The Global Financial Crisis fostered the design and adoption of macroprudential policies throughout the world. This raises important questions for monetary policy. What, if any, is the relationship between monetary and macroprudential policies? In particular, how does the effectiveness of macroprudential policies (or lack thereof) influence the conduct of monetary policy? This discussion paper builds on the insights of recent theoretical and empirical research to address these questions.
JEL Code
E3 : Macroeconomics and Monetary Economics→Prices, Business Fluctuations, and Cycles
E44 : Macroeconomics and Monetary Economics→Money and Interest Rates→Financial Markets and the Macroeconomy
G01 : Financial Economics→General→Financial Crises
G21 : Financial Economics→Financial Institutions and Services→Banks, Depository Institutions, Micro Finance Institutions, Mortgages
Network
Research Task Force (RTF)
2021
Journal of Monetary Economics
  • M. Jasova, C. Mendicino, D. Supera
2021
Journal of Money Credit and Banking
Expectation-Driven Cycles and the Changing Dynamics of Unemployment
  • A. D'Agostino, C. Mendicino, F. Puglisi
2020
Journal of Monetary Economics
  • C. Mendicino, K. Nikolov, J. Suarez, D. Supera
2019
Journal of Macroeconomics
  • P. Gelain, N. Iskraev, C. Mendicino, K. Lansing
2018
Journal of Monetary Economics
  • D. Finocchiaro, G. Lombardo, C. Mendicino, P.Weil
2018
Economic Modelling
  • C. Mendicino, Y. Zhang
2018
Journal of Money Credit and Banking
  • C. Mendicino, K. Nikolov, J. Suarez, D. Supera
2017
Journal of Economic Dynamics and Control
  • S. Gomes, N. Iskrev, C. Mendicino
2017
Economic Modelling
  • L. Lambertini, C. Mendicino, M.T. Punzi
2016
Canadian Journal of Economics
  • I. Christensen, P. Corrigan, C. Mendicino, S. Nishiyama
2016
Economics Letters
  • D.Finocchiaro, C. Mendicino
2015
International Journal of Central Banking
  • L. Clerc, S. Moyen, A. Derviz, C. Mendicino, K. Nikolov, L. Stracca, J. Suarez, A.Vardoulakis
2014
Journal of Banking and Finance.
  • C. Mendicino, M.T. Punzi
2014
Applied Economics Letters
  • M. Haavio, C. Mendicino, M.T. Punzi
2014
Economics Letters
  • C. Mendicino, M. Prado
2013
Journal Economic Dynamics and Control
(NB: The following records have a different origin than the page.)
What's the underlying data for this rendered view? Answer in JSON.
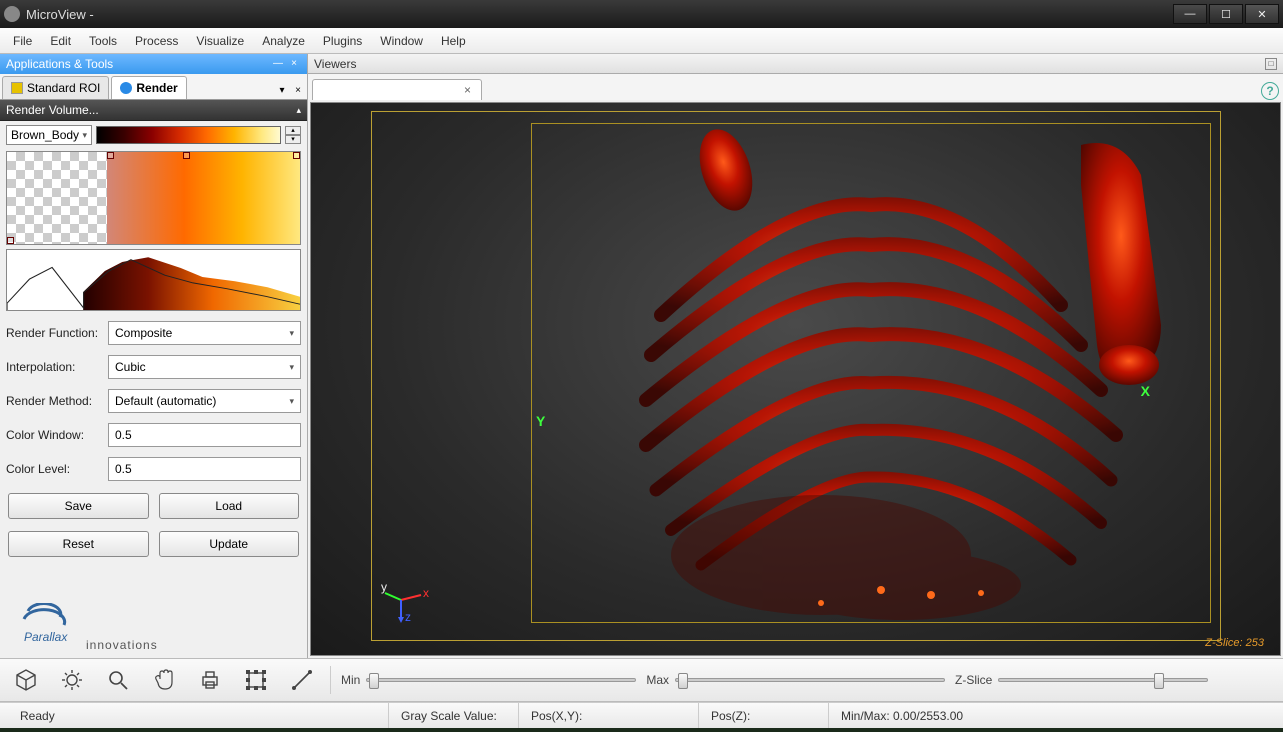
{
  "window": {
    "title": "MicroView -"
  },
  "menu": {
    "items": [
      "File",
      "Edit",
      "Tools",
      "Process",
      "Visualize",
      "Analyze",
      "Plugins",
      "Window",
      "Help"
    ]
  },
  "left": {
    "header": "Applications & Tools",
    "tabs": {
      "roi": "Standard ROI",
      "render": "Render"
    },
    "section_title": "Render Volume...",
    "lut": "Brown_Body",
    "labels": {
      "render_function": "Render Function:",
      "interpolation": "Interpolation:",
      "render_method": "Render Method:",
      "color_window": "Color Window:",
      "color_level": "Color Level:"
    },
    "values": {
      "render_function": "Composite",
      "interpolation": "Cubic",
      "render_method": "Default (automatic)",
      "color_window": "0.5",
      "color_level": "0.5"
    },
    "buttons": {
      "save": "Save",
      "load": "Load",
      "reset": "Reset",
      "update": "Update"
    },
    "logo": {
      "name": "Parallax",
      "sub": "innovations"
    }
  },
  "viewer": {
    "header": "Viewers",
    "tab_label": "",
    "axis_x": "X",
    "axis_y": "Y",
    "z_slice_text": "Z-Slice: 253"
  },
  "toolbar": {
    "min": "Min",
    "max": "Max",
    "z_slice": "Z-Slice"
  },
  "status": {
    "ready": "Ready",
    "gray": "Gray Scale Value:",
    "posxy": "Pos(X,Y):",
    "posz": "Pos(Z):",
    "minmax": "Min/Max: 0.00/2553.00"
  }
}
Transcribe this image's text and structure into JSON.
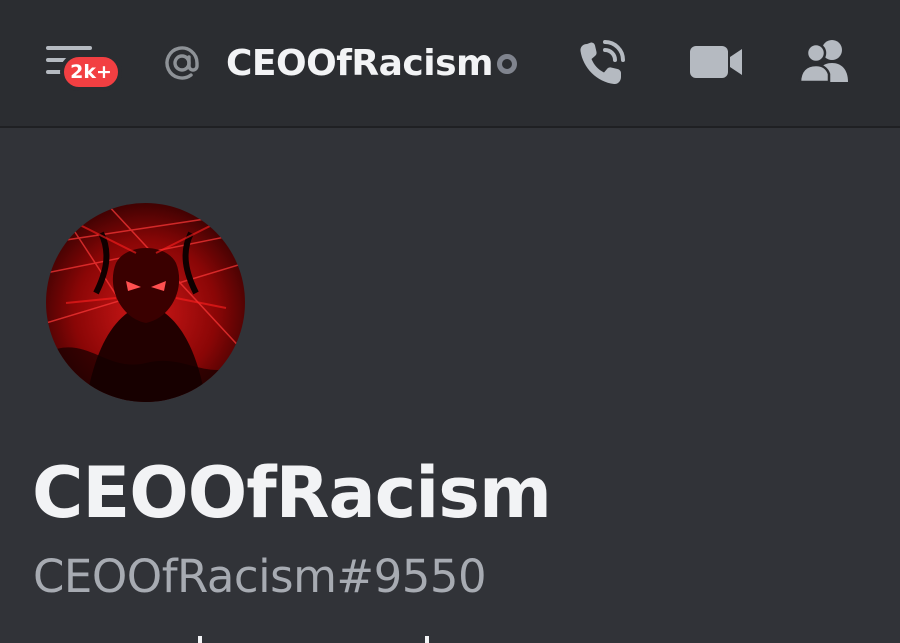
{
  "header": {
    "badge_count": "2k+",
    "channel_title": "CEOOfRacism",
    "icons": {
      "menu": "hamburger-icon",
      "mention": "at-icon",
      "status": "offline-status-icon",
      "call": "phone-call-icon",
      "video": "video-camera-icon",
      "members": "members-icon"
    }
  },
  "profile": {
    "display_name": "CEOOfRacism",
    "user_tag": "CEOOfRacism#9550"
  },
  "colors": {
    "background": "#313338",
    "header_background": "#2b2d31",
    "badge": "#f23f42",
    "text_primary": "#f2f3f5",
    "text_muted": "#a7abb2",
    "icon": "#b5bac1"
  }
}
  • L. Lambertini, C. Mendicino, M.T. Punzi
2013
Journal of Financial Stability
  • L. Lambertini, C. Mendicino, M.T. Punzi
2013
Economic Modelling
  • A. Dib, C. Mendicino, Y. Zhang
2013
International Journal of Central Banking
  • with P. Gelain, M. Caterina, K.Lansing
2012
Economics Letters
  • C. Mendicino
2017
Achieving Financial Stability Challenges to Prudential Regulation, World Schientific Publishing Co.
  • K.Nikolov, C.Mendicino, D.Supera
2016
Macroprudential Bulletin, European Central Bank, vol. 1
  • Colciago, A., Fahr, S. , Hurtado, S., Mendicino, C., Nikolov, K., Supera, D.
2014
Research Bulletin, European Central Bank, vol. 21, pages 12-15
  • C. Mendicino
2014
Financial Stability Review, Banque de France
  • L. Clerc, S. Moyen, A. Derviz, C. Mendicino, K. Nikolov, L. Stracca, J. Suarez, A.Vardoulakis
2014
Economic Bulletin Article, Bank of Portugal
  • L. Clerc, S. Moyen, A. Derviz, C. Mendicino, K. Nikolov, L. Stracca, J. Suarez, A.Vardoulakis
2013
Economic Bulletin Article, Bank of Portugal
  • C. Mendicino, M. T. Punzi
2011
Macroprudential Regulation and Policy, Bank for International Settlements, ISBN: 1609-0381.
Boom-Bust Cycles and Stabilization Policy
  • C. Mendicino, M.T. Punzi
2011
Economic Bulletin Article, Bank of Portugal
  • C. Mendicino, M. T. Punzi
2010
Moneda y Crédito, vol. 230, 2010. ISSN:0026-959X.
Housing Market and Macroeconomic Boom-Bust Cycles
  • C. Mendicino, M. T. Punzi
2009
Economic Bulletin Article, Bank of Portugal
  • C. Mendicino
2006
The Economics Institute for Research EFI, ISBN: 91-7258-705-9.
Financial Market Imperfections, Business Cycle Fluctuations and Economic Growth
  • C. Mendicino
2004
SSE/EFI Working Paper Series in Economics and Finance 567, Stockholm School of Economics
  • A. Bonfiglioni, C. Mendicino